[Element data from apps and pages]

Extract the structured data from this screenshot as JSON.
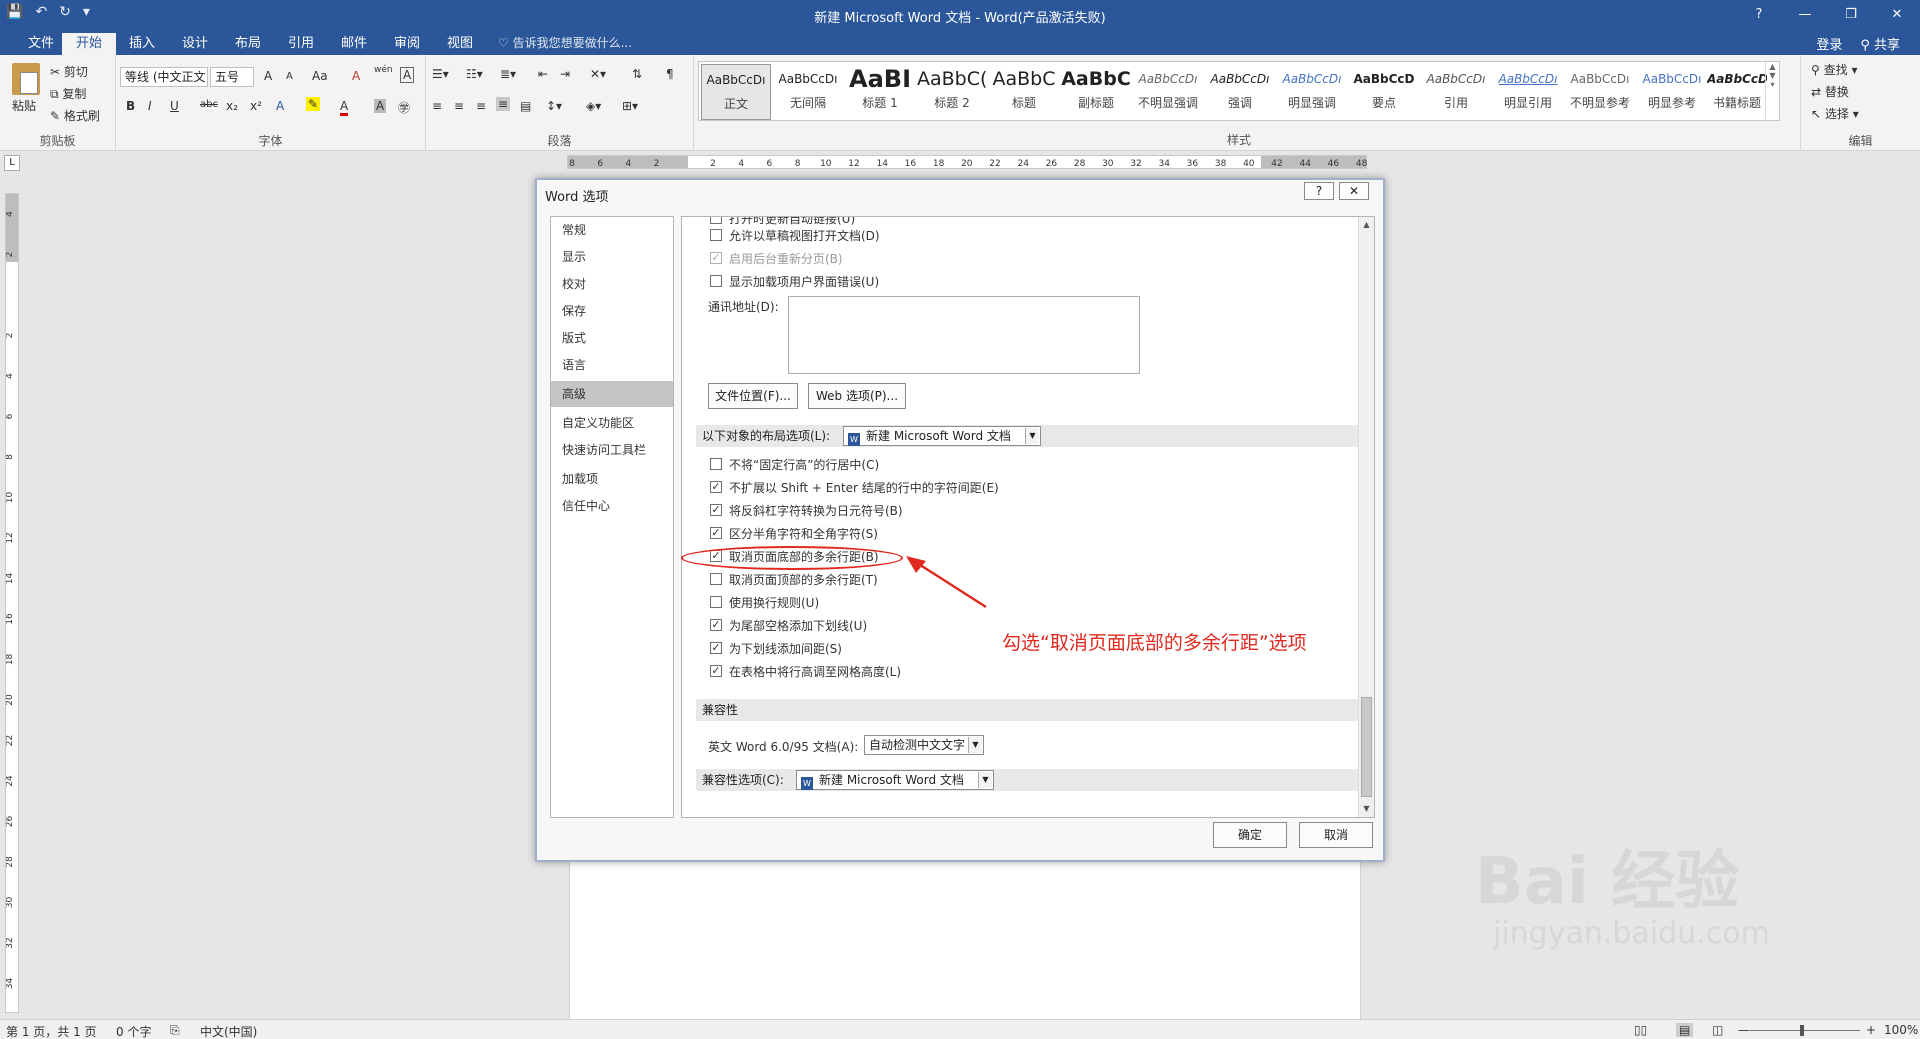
{
  "window": {
    "title": "新建 Microsoft Word 文档 - Word(产品激活失败)",
    "controls": [
      "?",
      "—",
      "❐",
      "✕"
    ]
  },
  "qat": {
    "save": "💾",
    "undo": "↶",
    "redo": "↻",
    "more": "▾"
  },
  "tabs": [
    "文件",
    "开始",
    "插入",
    "设计",
    "布局",
    "引用",
    "邮件",
    "审阅",
    "视图"
  ],
  "tell_me": "告诉我您想要做什么...",
  "account": {
    "login": "登录",
    "share": "共享"
  },
  "ribbon": {
    "clipboard": {
      "label": "剪贴板",
      "paste": "粘贴",
      "cut": "剪切",
      "copy": "复制",
      "format_painter": "格式刷"
    },
    "font": {
      "label": "字体",
      "font_name": "等线 (中文正文",
      "font_size": "五号",
      "bold": "B",
      "italic": "I",
      "underline": "U",
      "strike": "abc",
      "sub": "x₂",
      "sup": "x²",
      "grow": "A",
      "shrink": "A",
      "case": "Aa",
      "clear": "A",
      "wen": "wén"
    },
    "paragraph": {
      "label": "段落"
    },
    "styles": {
      "label": "样式",
      "items": [
        {
          "sample": "AaBbCcDı",
          "name": "正文"
        },
        {
          "sample": "AaBbCcDı",
          "name": "无间隔"
        },
        {
          "sample": "AaBI",
          "name": "标题 1"
        },
        {
          "sample": "AaBbC(",
          "name": "标题 2"
        },
        {
          "sample": "AaBbC",
          "name": "标题"
        },
        {
          "sample": "AaBbC",
          "name": "副标题"
        },
        {
          "sample": "AaBbCcDı",
          "name": "不明显强调"
        },
        {
          "sample": "AaBbCcDı",
          "name": "强调"
        },
        {
          "sample": "AaBbCcDı",
          "name": "明显强调"
        },
        {
          "sample": "AaBbCcD",
          "name": "要点"
        },
        {
          "sample": "AaBbCcDı",
          "name": "引用"
        },
        {
          "sample": "AaBbCcDı",
          "name": "明显引用"
        },
        {
          "sample": "AaBbCcDı",
          "name": "不明显参考"
        },
        {
          "sample": "AaBbCcDı",
          "name": "明显参考"
        },
        {
          "sample": "AaBbCcD",
          "name": "书籍标题"
        }
      ]
    },
    "editing": {
      "label": "编辑",
      "find": "查找",
      "replace": "替换",
      "select": "选择"
    }
  },
  "ruler": {
    "h_ticks": [
      "8",
      "6",
      "4",
      "2",
      "",
      "2",
      "4",
      "6",
      "8",
      "10",
      "12",
      "14",
      "16",
      "18",
      "20",
      "22",
      "24",
      "26",
      "28",
      "30",
      "32",
      "34",
      "36",
      "38",
      "40",
      "42",
      "44",
      "46",
      "48"
    ],
    "v_ticks": [
      "4",
      "2",
      "",
      "2",
      "4",
      "6",
      "8",
      "10",
      "12",
      "14",
      "16",
      "18",
      "20",
      "22",
      "24",
      "26",
      "28",
      "30",
      "32",
      "34"
    ]
  },
  "dialog": {
    "title": "Word 选项",
    "help": "?",
    "close": "✕",
    "nav": [
      "常规",
      "显示",
      "校对",
      "保存",
      "版式",
      "语言",
      "高级",
      "自定义功能区",
      "快速访问工具栏",
      "加载项",
      "信任中心"
    ],
    "active_nav": "高级",
    "top_options": [
      {
        "label": "打开时更新自动链接(U)",
        "checked": false,
        "disabled": false
      },
      {
        "label": "允许以草稿视图打开文档(D)",
        "checked": false,
        "disabled": false
      },
      {
        "label": "启用后台重新分页(B)",
        "checked": true,
        "disabled": true
      },
      {
        "label": "显示加载项用户界面错误(U)",
        "checked": false,
        "disabled": false
      }
    ],
    "mail_address_label": "通讯地址(D):",
    "file_locations_btn": "文件位置(F)...",
    "web_options_btn": "Web 选项(P)...",
    "layout_section_label": "以下对象的布局选项(L):",
    "layout_doc": "新建 Microsoft Word 文档",
    "layout_options": [
      {
        "label": "不将“固定行高”的行居中(C)",
        "checked": false
      },
      {
        "label": "不扩展以 Shift + Enter 结尾的行中的字符间距(E)",
        "checked": true
      },
      {
        "label": "将反斜杠字符转换为日元符号(B)",
        "checked": true
      },
      {
        "label": "区分半角字符和全角字符(S)",
        "checked": true
      },
      {
        "label": "取消页面底部的多余行距(B)",
        "checked": true
      },
      {
        "label": "取消页面顶部的多余行距(T)",
        "checked": false
      },
      {
        "label": "使用换行规则(U)",
        "checked": false
      },
      {
        "label": "为尾部空格添加下划线(U)",
        "checked": true
      },
      {
        "label": "为下划线添加间距(S)",
        "checked": true
      },
      {
        "label": "在表格中将行高调至网格高度(L)",
        "checked": true
      }
    ],
    "compat_section_label": "兼容性",
    "word6_label": "英文 Word 6.0/95 文档(A):",
    "word6_value": "自动检测中文文字",
    "compat_options_label": "兼容性选项(C):",
    "compat_doc": "新建 Microsoft Word 文档",
    "ok": "确定",
    "cancel": "取消"
  },
  "annotation": "勾选“取消页面底部的多余行距”选项",
  "status": {
    "page": "第 1 页，共 1 页",
    "words": "0 个字",
    "lang": "中文(中国)",
    "zoom": "100%",
    "zoom_minus": "—",
    "zoom_plus": "+"
  },
  "watermark": {
    "logo": "Bai 经验",
    "url": "jingyan.baidu.com"
  },
  "colors": {
    "word_blue": "#2b579a",
    "annotation_red": "#e02a20"
  }
}
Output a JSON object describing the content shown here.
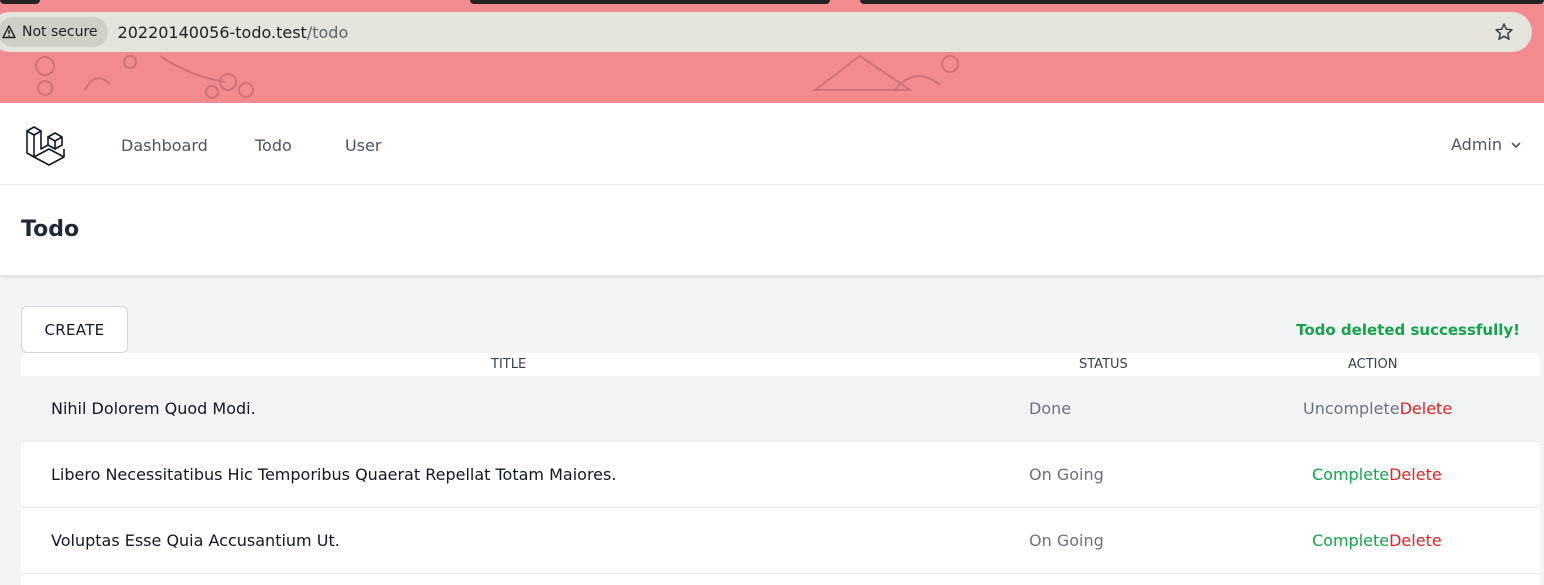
{
  "browser": {
    "security_label": "Not secure",
    "url_host": "20220140056-todo.test",
    "url_path": "/todo"
  },
  "nav": {
    "links": [
      "Dashboard",
      "Todo",
      "User"
    ],
    "user": "Admin"
  },
  "header": {
    "title": "Todo"
  },
  "actions": {
    "create_label": "CREATE"
  },
  "flash": {
    "message": "Todo deleted successfully!"
  },
  "table": {
    "headers": [
      "TITLE",
      "STATUS",
      "ACTION"
    ],
    "rows": [
      {
        "title": "Nihil Dolorem Quod Modi.",
        "status": "Done",
        "toggle": "Uncomplete",
        "delete": "Delete"
      },
      {
        "title": "Libero Necessitatibus Hic Temporibus Quaerat Repellat Totam Maiores.",
        "status": "On Going",
        "toggle": "Complete",
        "delete": "Delete"
      },
      {
        "title": "Voluptas Esse Quia Accusantium Ut.",
        "status": "On Going",
        "toggle": "Complete",
        "delete": "Delete"
      }
    ]
  },
  "colors": {
    "success": "#16a34a",
    "danger": "#dc2626",
    "muted": "#6b7280",
    "browser_theme": "#f28b8f"
  },
  "icons": {
    "security": "warning-triangle-icon",
    "bookmark": "star-icon",
    "logo": "laravel-logo-icon",
    "user_menu": "chevron-down-icon"
  }
}
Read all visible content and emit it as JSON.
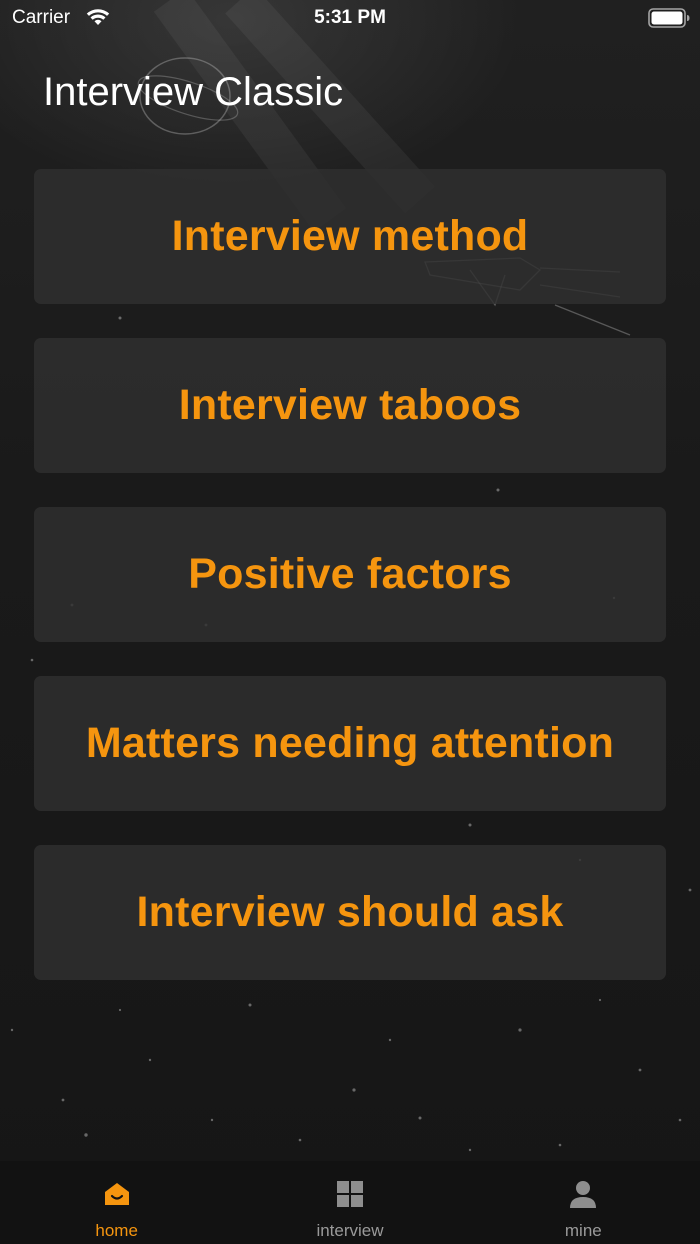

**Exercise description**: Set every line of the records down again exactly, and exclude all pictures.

**Task result**:
Extract the structured data from this screenshot as JSON.
{
  "window": {
    "title": "新建 Microsoft Word 文档 - Word(产品激活失败)",
    "controls": [
      "?",
      "—",
      "❐",
      "✕"
    ]
  },
  "qat": {
    "save": "💾",
    "undo": "↶",
    "redo": "↻",
    "more": "▾"
  },
  "tabs": [
    "文件",
    "开始",
    "插入",
    "设计",
    "布局",
    "引用",
    "邮件",
    "审阅",
    "视图"
  ],
  "tell_me": "告诉我您想要做什么...",
  "account": {
    "login": "登录",
    "share": "共享"
  },
  "ribbon": {
    "clipboard": {
      "label": "剪贴板",
      "paste": "粘贴",
      "cut": "剪切",
      "copy": "复制",
      "format_painter": "格式刷"
    },
    "font": {
      "label": "字体",
      "font_name": "等线 (中文正文",
      "font_size": "五号",
      "bold": "B",
      "italic": "I",
      "underline": "U",
      "strike": "abc",
      "sub": "x₂",
      "sup": "x²",
      "grow": "A",
      "shrink": "A",
      "case": "Aa",
      "clear": "A",
      "wen": "wén"
    },
    "paragraph": {
      "label": "段落"
    },
    "styles": {
      "label": "样式",
      "items": [
        {
          "sample": "AaBbCcDı",
          "name": "正文"
        },
        {
          "sample": "AaBbCcDı",
          "name": "无间隔"
        },
        {
          "sample": "AaBI",
          "name": "标题 1"
        },
        {
          "sample": "AaBbC(",
          "name": "标题 2"
        },
        {
          "sample": "AaBbC",
          "name": "标题"
        },
        {
          "sample": "AaBbC",
          "name": "副标题"
        },
        {
          "sample": "AaBbCcDı",
          "name": "不明显强调"
        },
        {
          "sample": "AaBbCcDı",
          "name": "强调"
        },
        {
          "sample": "AaBbCcDı",
          "name": "明显强调"
        },
        {
          "sample": "AaBbCcD",
          "name": "要点"
        },
        {
          "sample": "AaBbCcDı",
          "name": "引用"
        },
        {
          "sample": "AaBbCcDı",
          "name": "明显引用"
        },
        {
          "sample": "AaBbCcDı",
          "name": "不明显参考"
        },
        {
          "sample": "AaBbCcDı",
          "name": "明显参考"
        },
        {
          "sample": "AaBbCcD",
          "name": "书籍标题"
        }
      ]
    },
    "editing": {
      "label": "编辑",
      "find": "查找",
      "replace": "替换",
      "select": "选择"
    }
  },
  "ruler": {
    "h_ticks": [
      "8",
      "6",
      "4",
      "2",
      "",
      "2",
      "4",
      "6",
      "8",
      "10",
      "12",
      "14",
      "16",
      "18",
      "20",
      "22",
      "24",
      "26",
      "28",
      "30",
      "32",
      "34",
      "36",
      "38",
      "40",
      "42",
      "44",
      "46",
      "48"
    ],
    "v_ticks": [
      "4",
      "2",
      "",
      "2",
      "4",
      "6",
      "8",
      "10",
      "12",
      "14",
      "16",
      "18",
      "20",
      "22",
      "24",
      "26",
      "28",
      "30",
      "32",
      "34"
    ]
  },
  "dialog": {
    "title": "Word 选项",
    "help": "?",
    "close": "✕",
    "nav": [
      "常规",
      "显示",
      "校对",
      "保存",
      "版式",
      "语言",
      "高级",
      "自定义功能区",
      "快速访问工具栏",
      "加载项",
      "信任中心"
    ],
    "active_nav": "高级",
    "top_options": [
      {
        "label": "打开时更新自动链接(U)",
        "checked": false,
        "disabled": false
      },
      {
        "label": "允许以草稿视图打开文档(D)",
        "checked": false,
        "disabled": false
      },
      {
        "label": "启用后台重新分页(B)",
        "checked": true,
        "disabled": true
      },
      {
        "label": "显示加载项用户界面错误(U)",
        "checked": false,
        "disabled": false
      }
    ],
    "mail_address_label": "通讯地址(D):",
    "file_locations_btn": "文件位置(F)...",
    "web_options_btn": "Web 选项(P)...",
    "layout_section_label": "以下对象的布局选项(L):",
    "layout_doc": "新建 Microsoft Word 文档",
    "layout_options": [
      {
        "label": "不将“固定行高”的行居中(C)",
        "checked": false
      },
      {
        "label": "不扩展以 Shift + Enter 结尾的行中的字符间距(E)",
        "checked": true
      },
      {
        "label": "将反斜杠字符转换为日元符号(B)",
        "checked": true
      },
      {
        "label": "区分半角字符和全角字符(S)",
        "checked": true
      },
      {
        "label": "取消页面底部的多余行距(B)",
        "checked": true
      },
      {
        "label": "取消页面顶部的多余行距(T)",
        "checked": false
      },
      {
        "label": "使用换行规则(U)",
        "checked": false
      },
      {
        "label": "为尾部空格添加下划线(U)",
        "checked": true
      },
      {
        "label": "为下划线添加间距(S)",
        "checked": true
      },
      {
        "label": "在表格中将行高调至网格高度(L)",
        "checked": true
      }
    ],
    "compat_section_label": "兼容性",
    "word6_label": "英文 Word 6.0/95 文档(A):",
    "word6_value": "自动检测中文文字",
    "compat_options_label": "兼容性选项(C):",
    "compat_doc": "新建 Microsoft Word 文档",
    "ok": "确定",
    "cancel": "取消"
  },
  "annotation": "勾选“取消页面底部的多余行距”选项",
  "status": {
    "page": "第 1 页，共 1 页",
    "words": "0 个字",
    "lang": "中文(中国)",
    "zoom": "100%",
    "zoom_minus": "—",
    "zoom_plus": "+"
  },
  "watermark": {
    "logo": "Bai 经验",
    "url": "jingyan.baidu.com"
  },
  "colors": {
    "word_blue": "#2b579a",
    "annotation_red": "#e02a20"
  }
}
Output a JSON object describing the content shown here.
{
  "browser": {
    "security_label": "Not secure",
    "url_host": "20220140056-todo.test",
    "url_path": "/todo"
  },
  "nav": {
    "links": [
      "Dashboard",
      "Todo",
      "User"
    ],
    "user": "Admin"
  },
  "header": {
    "title": "Todo"
  },
  "actions": {
    "create_label": "CREATE"
  },
  "flash": {
    "message": "Todo deleted successfully!"
  },
  "table": {
    "headers": [
      "TITLE",
      "STATUS",
      "ACTION"
    ],
    "rows": [
      {
        "title": "Nihil Dolorem Quod Modi.",
        "status": "Done",
        "toggle": "Uncomplete",
        "delete": "Delete"
      },
      {
        "title": "Libero Necessitatibus Hic Temporibus Quaerat Repellat Totam Maiores.",
        "status": "On Going",
        "toggle": "Complete",
        "delete": "Delete"
      },
      {
        "title": "Voluptas Esse Quia Accusantium Ut.",
        "status": "On Going",
        "toggle": "Complete",
        "delete": "Delete"
      }
    ]
  },
  "colors": {
    "success": "#16a34a",
    "danger": "#dc2626",
    "muted": "#6b7280",
    "browser_theme": "#f28b8f"
  },
  "icons": {
    "security": "warning-triangle-icon",
    "bookmark": "star-icon",
    "logo": "laravel-logo-icon",
    "user_menu": "chevron-down-icon"
  }
}
Read all visible content and emit it as JSON.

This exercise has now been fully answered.